For those shocked or provoked by Nitsch's imagery, please take a look at Georges Franju's classic documentary, Le Sang des bêtes (1949), before you let your knee jerk:

Worse things are done, every day, on an industrial scale infinitely more cold and calculating than a feast that explores what is happening and what we're doing, as we're doing it. Only a cowardly hypocrite looks away or turns to vegetables—or cheese:
In our time… the slaughterhouse is cursed and quarantined like a plague-ridden ship. Now, the victims of this curse are neither butchers nor beasts, but those same good folk who countenance, by now, only their own unseemliness, an unseemliness commensurate with an unhealthy need of cleanliness, with irascible meanness, and boredom.
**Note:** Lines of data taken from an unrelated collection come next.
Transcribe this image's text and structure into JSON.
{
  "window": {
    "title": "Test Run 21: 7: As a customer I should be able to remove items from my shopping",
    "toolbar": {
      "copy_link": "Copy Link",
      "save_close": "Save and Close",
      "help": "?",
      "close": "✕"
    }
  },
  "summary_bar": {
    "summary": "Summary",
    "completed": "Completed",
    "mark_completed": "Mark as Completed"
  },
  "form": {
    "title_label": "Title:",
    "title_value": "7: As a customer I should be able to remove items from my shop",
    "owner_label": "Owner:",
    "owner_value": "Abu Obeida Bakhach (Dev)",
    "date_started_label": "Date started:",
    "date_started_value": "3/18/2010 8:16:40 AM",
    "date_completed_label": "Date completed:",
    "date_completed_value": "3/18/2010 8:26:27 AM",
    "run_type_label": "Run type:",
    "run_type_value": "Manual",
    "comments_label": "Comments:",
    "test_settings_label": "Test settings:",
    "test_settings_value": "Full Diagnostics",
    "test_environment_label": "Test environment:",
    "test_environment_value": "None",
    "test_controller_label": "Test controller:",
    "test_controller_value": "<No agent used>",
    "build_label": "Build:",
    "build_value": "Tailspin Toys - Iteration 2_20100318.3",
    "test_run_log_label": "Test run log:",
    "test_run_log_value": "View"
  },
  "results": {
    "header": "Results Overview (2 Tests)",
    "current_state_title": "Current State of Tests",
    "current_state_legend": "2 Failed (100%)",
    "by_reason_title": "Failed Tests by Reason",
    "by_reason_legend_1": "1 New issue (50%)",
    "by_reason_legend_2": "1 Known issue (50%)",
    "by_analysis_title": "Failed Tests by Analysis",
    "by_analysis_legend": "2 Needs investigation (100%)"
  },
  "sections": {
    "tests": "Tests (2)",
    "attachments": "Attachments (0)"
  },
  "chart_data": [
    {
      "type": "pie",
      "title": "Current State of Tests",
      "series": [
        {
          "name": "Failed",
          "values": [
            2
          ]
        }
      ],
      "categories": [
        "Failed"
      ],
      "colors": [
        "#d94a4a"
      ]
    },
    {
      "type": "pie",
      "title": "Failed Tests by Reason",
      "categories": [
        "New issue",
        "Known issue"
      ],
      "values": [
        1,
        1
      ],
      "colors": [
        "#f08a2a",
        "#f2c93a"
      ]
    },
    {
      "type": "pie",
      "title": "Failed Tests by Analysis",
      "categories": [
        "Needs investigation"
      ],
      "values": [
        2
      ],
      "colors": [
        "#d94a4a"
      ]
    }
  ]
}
The curse (terrifying only to those who utter it) leads them to vegetate as far as possible from the slaughterhouse, to exile themselves, out of propriety, to a flabby world in which nothing fearful remains and in which, subject to the ineradicable obsession of shame, they are reduced to eating cheese. (Georges Bataille, «Abbatoir», Documents 6, 1929)
Not to end on a down note, here's another piece of music that seems quite fitting—«Calvary Scars» (live) [mp3] by Deerhunter:
Crucified on a cross in front of all my closest friends
Crucified on a cross (in front)
Crucified by my hero who supplies the cross and nails
Crucified with backstage passes


  1. I am constantly searching for rituals as powerful as this one. true to the baccanal, stringing humanitys purest desires up for the world to see. I felt relief as I read this text, although I might not agree with every factor. Check out Christoph Schlingesief, he also ponders about what lurks beneath. thanks.

  2. Thanks for that. For anyone who wants to join, the next Toilet Guppies Tours trip will be Malir, Pakistan, for the matam during the Mourning of Muharram/Day of Ashura on 26-27 December! (If we can't make it in 2009, then join us on 16 December, 2010 instead. And if the political situation in Pakistan is too crazy, we'll just head down to India and track down some aghori!)